Scholars, journalists, activists, and others have an almost knee-jerk tendency to praise Bangladesh's beginnings as a secular nation and trace its slide into Islamist domination from the 1975 assassination of its founding father, Sheikh Mujibur Rahman. That praise is warranted - but only to a limited extent, for secularism and any semblance of democratic ideals were in their death throes long before Sheikh Mujib was.
I'd very much like to wake up one morning with a cow of the Friesian variety and walk her down to Soho to the Coach and Horses, stopping on the way to buy twenty Players, ply her with vodkas until closing time, whip her off to an Indian restaurant, take her up to the Colony Room till 5.30 and then to the Yorkminster, Swiss Tavern, Three Greyhounds, get beaten up by Chinese waiters at midnight, have a row with the taxi driver, set the bed on fire, put it out with tears and then wake up on the floor. Could you then milk said cow? I doubt it.

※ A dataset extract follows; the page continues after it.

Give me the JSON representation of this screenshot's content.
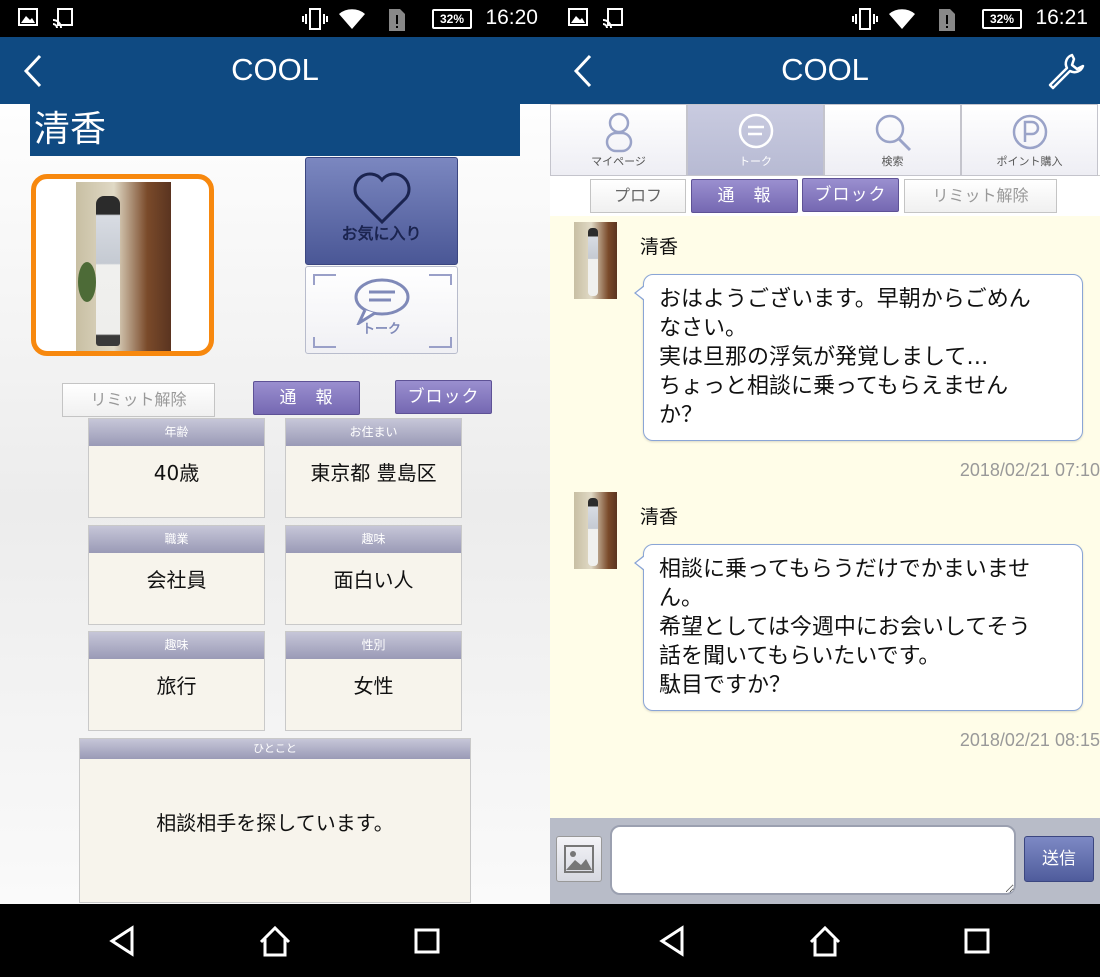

Believe it or not, after the Second Vatican Council anticlericalism is a Catholic virtue. In elaborating a theology of laity, as many call it, and speaking of a hierarchy of service rather than of domination in the Church, Vatican II implicitly endorsed opposition to clericalism, which is a policy of maintaining or increasing the power of a religious hierarchy. Clearly, this sort of anticlericalism has nothing to do with the other anticlericalism.
Of all the many and (thanks to a free press) the ever-multiplying blessings attendant upon the "glorious constitution" of literature, not the least precious and profitable to a modern cultivator of systems and syllables, in pamphlets, magazines, and folios, is the right of Quotation.
In the South, prior to the Civil Rights movement and the 1964 Civil Rights Act, democracy was the rule. The majority of people were white, and the white majority had little or no respect for any rights which the black minority had relative to property, or even to their own lives. The majority - the mob and occasionally the lynch mob - ruled.
Leaks have happened before. They are not new. But the industrial scale of leaking made possible through the digitisation of information and the ability to communicate instantly across the globe - that is new. If it is to be revolutionary, however, we need a model for a new type of politics.